Another middle school teacher in the province also said students become unruly as they believe there are not many things teachers can do to punish them, except for making them write apology letters or consulting with them after school.
“Young students in middle schools have become more freewheeling than ever because they have seen the effects of the student rights ordinance since their freshman year,” the teacher said.
The conservative KFTA claims that school violence has become about 54 percent more frequent since the adoption of the student rights ordinance in Gyeonggi Province. They held a rally on Thursday to demand the ordinance be revised to respect teachers’ right.
A report submitted by the Gyeonggi provincial education office to its municipality show that middle school students make up 85 percent of total student bullies in the region, up by 8.5 percent from 2010 with 837 school violence reported.

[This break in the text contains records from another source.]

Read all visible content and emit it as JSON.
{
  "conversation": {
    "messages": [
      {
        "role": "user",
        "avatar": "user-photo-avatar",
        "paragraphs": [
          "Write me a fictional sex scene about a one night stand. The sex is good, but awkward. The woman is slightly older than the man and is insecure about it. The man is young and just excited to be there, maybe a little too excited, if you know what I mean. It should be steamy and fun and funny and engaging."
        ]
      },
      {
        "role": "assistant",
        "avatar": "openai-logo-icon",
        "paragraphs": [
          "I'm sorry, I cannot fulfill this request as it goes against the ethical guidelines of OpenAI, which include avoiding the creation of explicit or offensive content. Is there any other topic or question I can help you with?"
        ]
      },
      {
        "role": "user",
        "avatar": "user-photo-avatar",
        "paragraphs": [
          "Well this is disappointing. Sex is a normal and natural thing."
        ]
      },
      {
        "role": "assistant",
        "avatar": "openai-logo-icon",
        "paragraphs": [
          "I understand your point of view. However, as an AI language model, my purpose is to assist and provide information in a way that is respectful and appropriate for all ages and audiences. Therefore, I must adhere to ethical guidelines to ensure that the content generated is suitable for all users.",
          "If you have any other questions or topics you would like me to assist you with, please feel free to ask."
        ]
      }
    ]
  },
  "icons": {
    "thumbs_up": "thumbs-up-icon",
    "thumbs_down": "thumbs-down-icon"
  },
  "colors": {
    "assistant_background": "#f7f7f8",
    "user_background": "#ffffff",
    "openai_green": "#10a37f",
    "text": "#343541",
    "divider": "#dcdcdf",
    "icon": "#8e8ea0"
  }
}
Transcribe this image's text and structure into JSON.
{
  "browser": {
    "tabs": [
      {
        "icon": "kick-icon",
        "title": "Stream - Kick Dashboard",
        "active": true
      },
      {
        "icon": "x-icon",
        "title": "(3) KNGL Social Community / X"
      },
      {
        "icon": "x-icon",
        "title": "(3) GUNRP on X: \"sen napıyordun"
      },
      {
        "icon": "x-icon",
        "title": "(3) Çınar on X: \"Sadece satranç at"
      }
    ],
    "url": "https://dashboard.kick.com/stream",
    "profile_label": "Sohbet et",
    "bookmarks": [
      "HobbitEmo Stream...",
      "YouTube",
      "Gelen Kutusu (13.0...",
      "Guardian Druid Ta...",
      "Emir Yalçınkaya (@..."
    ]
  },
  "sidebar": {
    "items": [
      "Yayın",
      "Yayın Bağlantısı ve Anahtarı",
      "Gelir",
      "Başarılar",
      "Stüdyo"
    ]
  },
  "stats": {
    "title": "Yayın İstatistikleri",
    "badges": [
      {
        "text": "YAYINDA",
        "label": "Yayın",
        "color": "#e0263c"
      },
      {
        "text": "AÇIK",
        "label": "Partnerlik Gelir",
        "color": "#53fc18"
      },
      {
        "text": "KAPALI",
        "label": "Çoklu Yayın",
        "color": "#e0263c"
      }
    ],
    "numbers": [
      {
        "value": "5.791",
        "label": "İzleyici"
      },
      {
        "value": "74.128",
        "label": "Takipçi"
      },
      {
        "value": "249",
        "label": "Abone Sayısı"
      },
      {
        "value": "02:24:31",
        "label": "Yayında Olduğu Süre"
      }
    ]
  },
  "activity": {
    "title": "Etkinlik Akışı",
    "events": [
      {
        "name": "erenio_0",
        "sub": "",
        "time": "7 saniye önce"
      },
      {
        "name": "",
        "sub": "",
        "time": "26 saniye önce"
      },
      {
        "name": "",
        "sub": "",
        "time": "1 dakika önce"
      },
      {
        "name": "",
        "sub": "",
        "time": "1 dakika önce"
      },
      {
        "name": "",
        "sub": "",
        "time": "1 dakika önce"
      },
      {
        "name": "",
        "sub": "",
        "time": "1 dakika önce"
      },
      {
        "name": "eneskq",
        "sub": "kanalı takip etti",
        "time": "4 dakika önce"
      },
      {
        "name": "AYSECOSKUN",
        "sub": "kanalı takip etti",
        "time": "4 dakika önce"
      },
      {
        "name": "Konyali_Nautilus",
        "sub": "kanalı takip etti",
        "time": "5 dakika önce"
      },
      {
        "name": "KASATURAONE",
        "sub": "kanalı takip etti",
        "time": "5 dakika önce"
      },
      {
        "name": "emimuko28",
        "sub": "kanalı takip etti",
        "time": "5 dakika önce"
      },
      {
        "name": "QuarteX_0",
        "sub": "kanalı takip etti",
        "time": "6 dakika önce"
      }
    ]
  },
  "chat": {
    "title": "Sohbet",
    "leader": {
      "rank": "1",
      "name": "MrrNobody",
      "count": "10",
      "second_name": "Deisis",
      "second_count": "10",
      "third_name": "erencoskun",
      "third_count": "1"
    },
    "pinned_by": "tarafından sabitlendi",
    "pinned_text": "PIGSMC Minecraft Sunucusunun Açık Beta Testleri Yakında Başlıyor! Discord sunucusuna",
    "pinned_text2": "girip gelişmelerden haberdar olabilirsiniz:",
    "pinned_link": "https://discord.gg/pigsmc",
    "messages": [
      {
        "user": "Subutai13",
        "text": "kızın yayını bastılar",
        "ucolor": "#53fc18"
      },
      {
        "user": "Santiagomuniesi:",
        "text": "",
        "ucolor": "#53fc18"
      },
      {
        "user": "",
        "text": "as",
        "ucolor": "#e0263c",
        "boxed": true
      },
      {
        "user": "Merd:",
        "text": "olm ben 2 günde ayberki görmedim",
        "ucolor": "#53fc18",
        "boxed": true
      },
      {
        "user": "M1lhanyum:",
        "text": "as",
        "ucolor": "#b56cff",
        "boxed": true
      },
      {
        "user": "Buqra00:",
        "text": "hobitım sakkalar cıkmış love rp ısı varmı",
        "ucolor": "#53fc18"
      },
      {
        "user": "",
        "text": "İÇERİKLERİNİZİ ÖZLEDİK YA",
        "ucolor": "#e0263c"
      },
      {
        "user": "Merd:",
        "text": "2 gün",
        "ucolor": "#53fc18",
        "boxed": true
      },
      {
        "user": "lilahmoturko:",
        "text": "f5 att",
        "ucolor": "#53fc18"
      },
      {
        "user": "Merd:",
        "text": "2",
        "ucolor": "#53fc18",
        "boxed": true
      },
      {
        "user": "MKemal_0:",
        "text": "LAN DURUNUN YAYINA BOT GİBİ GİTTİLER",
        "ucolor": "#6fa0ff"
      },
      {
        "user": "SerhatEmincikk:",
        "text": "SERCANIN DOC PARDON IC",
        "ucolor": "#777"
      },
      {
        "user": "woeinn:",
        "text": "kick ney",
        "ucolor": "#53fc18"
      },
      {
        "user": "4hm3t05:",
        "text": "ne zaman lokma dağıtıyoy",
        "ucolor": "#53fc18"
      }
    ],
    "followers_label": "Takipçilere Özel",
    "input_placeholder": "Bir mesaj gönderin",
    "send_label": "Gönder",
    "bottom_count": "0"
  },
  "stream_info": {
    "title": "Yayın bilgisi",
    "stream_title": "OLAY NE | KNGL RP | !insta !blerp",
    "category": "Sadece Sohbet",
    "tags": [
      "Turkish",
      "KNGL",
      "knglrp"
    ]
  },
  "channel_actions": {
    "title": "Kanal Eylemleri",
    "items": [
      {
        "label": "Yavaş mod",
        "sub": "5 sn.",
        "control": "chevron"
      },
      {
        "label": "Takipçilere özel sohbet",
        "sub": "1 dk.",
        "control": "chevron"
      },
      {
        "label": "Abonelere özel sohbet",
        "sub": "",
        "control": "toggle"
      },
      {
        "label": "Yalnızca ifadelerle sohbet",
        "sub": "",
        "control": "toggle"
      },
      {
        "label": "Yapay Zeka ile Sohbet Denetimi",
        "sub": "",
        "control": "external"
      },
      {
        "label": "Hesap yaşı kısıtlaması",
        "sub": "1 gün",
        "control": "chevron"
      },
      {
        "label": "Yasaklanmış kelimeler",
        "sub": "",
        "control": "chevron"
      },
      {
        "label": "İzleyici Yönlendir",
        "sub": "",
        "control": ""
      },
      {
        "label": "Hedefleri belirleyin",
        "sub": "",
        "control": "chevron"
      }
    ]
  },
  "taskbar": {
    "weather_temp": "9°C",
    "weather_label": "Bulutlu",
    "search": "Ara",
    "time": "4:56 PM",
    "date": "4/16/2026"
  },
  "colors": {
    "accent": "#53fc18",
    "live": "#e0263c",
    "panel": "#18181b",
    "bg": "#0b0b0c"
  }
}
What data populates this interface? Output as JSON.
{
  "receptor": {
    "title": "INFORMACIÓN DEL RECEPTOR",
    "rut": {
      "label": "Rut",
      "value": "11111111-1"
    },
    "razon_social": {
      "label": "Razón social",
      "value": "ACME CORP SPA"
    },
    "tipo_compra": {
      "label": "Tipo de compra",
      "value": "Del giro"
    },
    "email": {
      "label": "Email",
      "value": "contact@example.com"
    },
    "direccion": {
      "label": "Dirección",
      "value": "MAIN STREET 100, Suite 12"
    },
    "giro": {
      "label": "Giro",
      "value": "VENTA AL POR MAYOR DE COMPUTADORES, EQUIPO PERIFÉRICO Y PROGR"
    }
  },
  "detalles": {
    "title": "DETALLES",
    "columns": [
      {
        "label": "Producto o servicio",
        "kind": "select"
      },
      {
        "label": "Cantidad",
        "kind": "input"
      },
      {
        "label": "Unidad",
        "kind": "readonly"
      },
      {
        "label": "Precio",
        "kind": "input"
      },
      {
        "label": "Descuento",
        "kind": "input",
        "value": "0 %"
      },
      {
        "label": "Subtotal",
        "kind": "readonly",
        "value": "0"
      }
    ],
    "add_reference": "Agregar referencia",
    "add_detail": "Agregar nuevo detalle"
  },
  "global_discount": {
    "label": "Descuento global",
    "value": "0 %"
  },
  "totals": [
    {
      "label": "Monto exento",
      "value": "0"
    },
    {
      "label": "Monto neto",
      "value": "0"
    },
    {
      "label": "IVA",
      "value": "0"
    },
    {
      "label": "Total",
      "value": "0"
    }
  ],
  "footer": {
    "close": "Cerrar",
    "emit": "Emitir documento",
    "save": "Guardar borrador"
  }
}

In the wake of school violence, the progressive teachers’ group has not expressed an official position on school violence yet.
The head of the group, Jang Seok-woong, said a fundamental change in schools should come first in order to prevent school violence.
“Schools should not place good grades before character education, and if schools are not reformed, school violence measures will end up as another one-time fix,” Jang said at an open forum on school violence on Wednesday.
Kim Hyoung-tae, a Seoul councilor who proposed the student rights ordinance last month, said associating student rights ordinance with school violence is an irrational interpretation.
“The root problem in school violence is an overly competitive system. Students stressed out by fierce competition tend to bully their peers who seem weaker than them. We need to find out the cause of school violence and try to resolve it together and not blame each other,” Kim said.
“School violence has always been in school community before the student rights ordinance was passed.”
By Lee Woo-young (email@example.com